*** Opening Provided records ***

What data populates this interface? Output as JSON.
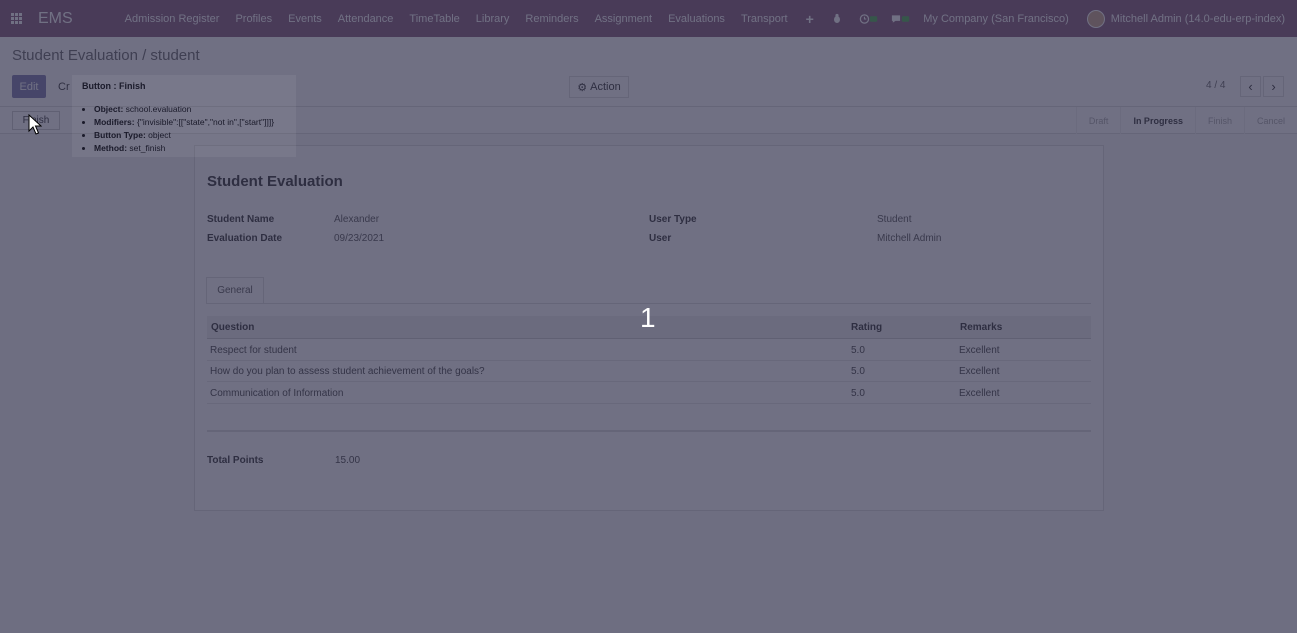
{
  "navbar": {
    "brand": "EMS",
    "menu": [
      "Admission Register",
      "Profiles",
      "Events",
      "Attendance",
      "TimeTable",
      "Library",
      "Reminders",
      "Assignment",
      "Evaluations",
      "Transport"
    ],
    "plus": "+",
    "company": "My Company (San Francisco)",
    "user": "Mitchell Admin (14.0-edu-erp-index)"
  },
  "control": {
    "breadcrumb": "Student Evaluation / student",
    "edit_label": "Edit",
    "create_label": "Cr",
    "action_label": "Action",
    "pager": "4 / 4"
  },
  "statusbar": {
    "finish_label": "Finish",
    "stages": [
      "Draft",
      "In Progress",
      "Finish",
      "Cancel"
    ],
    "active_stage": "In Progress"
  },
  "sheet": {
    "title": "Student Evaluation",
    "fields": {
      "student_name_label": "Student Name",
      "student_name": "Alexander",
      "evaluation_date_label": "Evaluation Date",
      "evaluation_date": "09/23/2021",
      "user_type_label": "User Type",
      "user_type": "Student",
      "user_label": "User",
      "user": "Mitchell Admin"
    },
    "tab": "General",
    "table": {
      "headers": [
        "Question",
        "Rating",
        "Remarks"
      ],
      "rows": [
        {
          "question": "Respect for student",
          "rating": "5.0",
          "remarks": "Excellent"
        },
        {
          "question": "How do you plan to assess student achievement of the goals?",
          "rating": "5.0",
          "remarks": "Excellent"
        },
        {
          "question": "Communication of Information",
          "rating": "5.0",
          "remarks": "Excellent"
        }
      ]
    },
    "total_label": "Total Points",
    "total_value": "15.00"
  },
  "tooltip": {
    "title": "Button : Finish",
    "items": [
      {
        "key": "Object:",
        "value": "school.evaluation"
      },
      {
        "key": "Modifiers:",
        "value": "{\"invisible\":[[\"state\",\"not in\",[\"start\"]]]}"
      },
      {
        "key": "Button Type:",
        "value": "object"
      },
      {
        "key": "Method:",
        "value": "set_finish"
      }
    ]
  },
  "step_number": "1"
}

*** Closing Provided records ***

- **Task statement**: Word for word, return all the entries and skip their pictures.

- **Solution to this task**:
What data populates this interface? Output as JSON.
{
  "navbar": {
    "brand": "EMS",
    "menu": [
      "Admission Register",
      "Profiles",
      "Events",
      "Attendance",
      "TimeTable",
      "Library",
      "Reminders",
      "Assignment",
      "Evaluations",
      "Transport"
    ],
    "plus": "+",
    "company": "My Company (San Francisco)",
    "user": "Mitchell Admin (14.0-edu-erp-index)"
  },
  "control": {
    "breadcrumb": "Student Evaluation / student",
    "edit_label": "Edit",
    "create_label": "Cr",
    "action_label": "Action",
    "pager": "4 / 4"
  },
  "statusbar": {
    "finish_label": "Finish",
    "stages": [
      "Draft",
      "In Progress",
      "Finish",
      "Cancel"
    ],
    "active_stage": "In Progress"
  },
  "sheet": {
    "title": "Student Evaluation",
    "fields": {
      "student_name_label": "Student Name",
      "student_name": "Alexander",
      "evaluation_date_label": "Evaluation Date",
      "evaluation_date": "09/23/2021",
      "user_type_label": "User Type",
      "user_type": "Student",
      "user_label": "User",
      "user": "Mitchell Admin"
    },
    "tab": "General",
    "table": {
      "headers": [
        "Question",
        "Rating",
        "Remarks"
      ],
      "rows": [
        {
          "question": "Respect for student",
          "rating": "5.0",
          "remarks": "Excellent"
        },
        {
          "question": "How do you plan to assess student achievement of the goals?",
          "rating": "5.0",
          "remarks": "Excellent"
        },
        {
          "question": "Communication of Information",
          "rating": "5.0",
          "remarks": "Excellent"
        }
      ]
    },
    "total_label": "Total Points",
    "total_value": "15.00"
  },
  "tooltip": {
    "title": "Button : Finish",
    "items": [
      {
        "key": "Object:",
        "value": "school.evaluation"
      },
      {
        "key": "Modifiers:",
        "value": "{\"invisible\":[[\"state\",\"not in\",[\"start\"]]]}"
      },
      {
        "key": "Button Type:",
        "value": "object"
      },
      {
        "key": "Method:",
        "value": "set_finish"
      }
    ]
  },
  "step_number": "1"
}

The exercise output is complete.